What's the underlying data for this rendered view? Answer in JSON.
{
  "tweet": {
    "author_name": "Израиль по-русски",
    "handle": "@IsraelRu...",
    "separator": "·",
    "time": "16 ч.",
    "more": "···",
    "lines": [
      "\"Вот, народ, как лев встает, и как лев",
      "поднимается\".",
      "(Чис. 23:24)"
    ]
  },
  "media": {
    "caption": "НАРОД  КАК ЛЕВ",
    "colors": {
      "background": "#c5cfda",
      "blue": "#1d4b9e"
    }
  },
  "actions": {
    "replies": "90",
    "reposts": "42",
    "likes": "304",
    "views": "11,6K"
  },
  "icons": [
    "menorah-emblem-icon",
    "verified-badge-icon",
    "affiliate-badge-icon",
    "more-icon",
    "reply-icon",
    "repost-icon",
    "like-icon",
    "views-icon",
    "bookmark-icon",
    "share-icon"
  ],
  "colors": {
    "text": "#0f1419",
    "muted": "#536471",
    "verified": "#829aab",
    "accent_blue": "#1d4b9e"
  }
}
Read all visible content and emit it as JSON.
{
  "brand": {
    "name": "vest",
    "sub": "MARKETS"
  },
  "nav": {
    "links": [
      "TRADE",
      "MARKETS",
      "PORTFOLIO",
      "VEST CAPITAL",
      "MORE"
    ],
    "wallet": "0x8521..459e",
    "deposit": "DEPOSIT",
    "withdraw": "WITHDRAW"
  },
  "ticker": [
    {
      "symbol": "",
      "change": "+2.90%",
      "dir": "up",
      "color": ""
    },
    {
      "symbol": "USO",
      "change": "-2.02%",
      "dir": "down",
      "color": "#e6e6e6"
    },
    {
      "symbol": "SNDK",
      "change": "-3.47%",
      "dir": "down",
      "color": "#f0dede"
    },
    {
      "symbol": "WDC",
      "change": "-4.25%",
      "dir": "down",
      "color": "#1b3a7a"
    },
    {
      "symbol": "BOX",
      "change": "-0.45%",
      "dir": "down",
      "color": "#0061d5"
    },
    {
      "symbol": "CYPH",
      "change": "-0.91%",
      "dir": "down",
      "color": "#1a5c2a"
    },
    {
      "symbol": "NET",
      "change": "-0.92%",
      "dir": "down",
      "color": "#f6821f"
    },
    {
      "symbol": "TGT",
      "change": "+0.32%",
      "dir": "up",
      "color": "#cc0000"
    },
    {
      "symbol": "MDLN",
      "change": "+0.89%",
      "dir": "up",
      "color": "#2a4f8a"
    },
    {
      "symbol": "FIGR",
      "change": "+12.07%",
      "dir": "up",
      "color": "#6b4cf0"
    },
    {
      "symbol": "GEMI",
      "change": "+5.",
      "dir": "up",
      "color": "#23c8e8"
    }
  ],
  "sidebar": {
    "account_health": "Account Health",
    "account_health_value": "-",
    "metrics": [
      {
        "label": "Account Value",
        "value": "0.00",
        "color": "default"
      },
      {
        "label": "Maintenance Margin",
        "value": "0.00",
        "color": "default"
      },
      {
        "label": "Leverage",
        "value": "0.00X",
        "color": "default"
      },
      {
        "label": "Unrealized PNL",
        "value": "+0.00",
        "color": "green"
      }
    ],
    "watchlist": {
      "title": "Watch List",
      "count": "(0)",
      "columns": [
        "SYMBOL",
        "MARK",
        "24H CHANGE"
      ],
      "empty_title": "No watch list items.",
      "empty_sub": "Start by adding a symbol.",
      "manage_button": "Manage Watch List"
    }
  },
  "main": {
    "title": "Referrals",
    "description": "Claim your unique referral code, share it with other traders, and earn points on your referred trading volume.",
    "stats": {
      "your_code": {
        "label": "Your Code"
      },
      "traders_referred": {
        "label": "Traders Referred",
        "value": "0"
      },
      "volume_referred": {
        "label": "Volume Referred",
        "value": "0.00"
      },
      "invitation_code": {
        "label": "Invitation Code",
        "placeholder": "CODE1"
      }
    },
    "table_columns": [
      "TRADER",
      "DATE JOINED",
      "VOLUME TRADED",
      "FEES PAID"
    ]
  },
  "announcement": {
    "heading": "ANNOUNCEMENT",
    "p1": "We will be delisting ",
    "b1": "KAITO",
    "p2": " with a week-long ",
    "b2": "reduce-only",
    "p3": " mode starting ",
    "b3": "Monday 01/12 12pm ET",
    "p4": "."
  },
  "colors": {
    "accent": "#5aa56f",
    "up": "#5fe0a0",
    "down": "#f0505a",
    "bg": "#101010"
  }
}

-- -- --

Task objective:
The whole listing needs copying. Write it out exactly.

Problem solution:
What's the underlying data for this rendered view? Answer in JSON.
{
  "tweet": {
    "author_name": "Израиль по-русски",
    "handle": "@IsraelRu...",
    "separator": "·",
    "time": "16 ч.",
    "more": "···",
    "lines": [
      "\"Вот, народ, как лев встает, и как лев",
      "поднимается\".",
      "(Чис. 23:24)"
    ]
  },
  "media": {
    "caption": "НАРОД  КАК ЛЕВ",
    "colors": {
      "background": "#c5cfda",
      "blue": "#1d4b9e"
    }
  },
  "actions": {
    "replies": "90",
    "reposts": "42",
    "likes": "304",
    "views": "11,6K"
  },
  "icons": [
    "menorah-emblem-icon",
    "verified-badge-icon",
    "affiliate-badge-icon",
    "more-icon",
    "reply-icon",
    "repost-icon",
    "like-icon",
    "views-icon",
    "bookmark-icon",
    "share-icon"
  ],
  "colors": {
    "text": "#0f1419",
    "muted": "#536471",
    "verified": "#829aab",
    "accent_blue": "#1d4b9e"
  }
}
Read all visible content and emit it as JSON.
{
  "brand": {
    "name": "vest",
    "sub": "MARKETS"
  },
  "nav": {
    "links": [
      "TRADE",
      "MARKETS",
      "PORTFOLIO",
      "VEST CAPITAL",
      "MORE"
    ],
    "wallet": "0x8521..459e",
    "deposit": "DEPOSIT",
    "withdraw": "WITHDRAW"
  },
  "ticker": [
    {
      "symbol": "",
      "change": "+2.90%",
      "dir": "up",
      "color": ""
    },
    {
      "symbol": "USO",
      "change": "-2.02%",
      "dir": "down",
      "color": "#e6e6e6"
    },
    {
      "symbol": "SNDK",
      "change": "-3.47%",
      "dir": "down",
      "color": "#f0dede"
    },
    {
      "symbol": "WDC",
      "change": "-4.25%",
      "dir": "down",
      "color": "#1b3a7a"
    },
    {
      "symbol": "BOX",
      "change": "-0.45%",
      "dir": "down",
      "color": "#0061d5"
    },
    {
      "symbol": "CYPH",
      "change": "-0.91%",
      "dir": "down",
      "color": "#1a5c2a"
    },
    {
      "symbol": "NET",
      "change": "-0.92%",
      "dir": "down",
      "color": "#f6821f"
    },
    {
      "symbol": "TGT",
      "change": "+0.32%",
      "dir": "up",
      "color": "#cc0000"
    },
    {
      "symbol": "MDLN",
      "change": "+0.89%",
      "dir": "up",
      "color": "#2a4f8a"
    },
    {
      "symbol": "FIGR",
      "change": "+12.07%",
      "dir": "up",
      "color": "#6b4cf0"
    },
    {
      "symbol": "GEMI",
      "change": "+5.",
      "dir": "up",
      "color": "#23c8e8"
    }
  ],
  "sidebar": {
    "account_health": "Account Health",
    "account_health_value": "-",
    "metrics": [
      {
        "label": "Account Value",
        "value": "0.00",
        "color": "default"
      },
      {
        "label": "Maintenance Margin",
        "value": "0.00",
        "color": "default"
      },
      {
        "label": "Leverage",
        "value": "0.00X",
        "color": "default"
      },
      {
        "label": "Unrealized PNL",
        "value": "+0.00",
        "color": "green"
      }
    ],
    "watchlist": {
      "title": "Watch List",
      "count": "(0)",
      "columns": [
        "SYMBOL",
        "MARK",
        "24H CHANGE"
      ],
      "empty_title": "No watch list items.",
      "empty_sub": "Start by adding a symbol.",
      "manage_button": "Manage Watch List"
    }
  },
  "main": {
    "title": "Referrals",
    "description": "Claim your unique referral code, share it with other traders, and earn points on your referred trading volume.",
    "stats": {
      "your_code": {
        "label": "Your Code"
      },
      "traders_referred": {
        "label": "Traders Referred",
        "value": "0"
      },
      "volume_referred": {
        "label": "Volume Referred",
        "value": "0.00"
      },
      "invitation_code": {
        "label": "Invitation Code",
        "placeholder": "CODE1"
      }
    },
    "table_columns": [
      "TRADER",
      "DATE JOINED",
      "VOLUME TRADED",
      "FEES PAID"
    ]
  },
  "announcement": {
    "heading": "ANNOUNCEMENT",
    "p1": "We will be delisting ",
    "b1": "KAITO",
    "p2": " with a week-long ",
    "b2": "reduce-only",
    "p3": " mode starting ",
    "b3": "Monday 01/12 12pm ET",
    "p4": "."
  },
  "colors": {
    "accent": "#5aa56f",
    "up": "#5fe0a0",
    "down": "#f0505a",
    "bg": "#101010"
  }
}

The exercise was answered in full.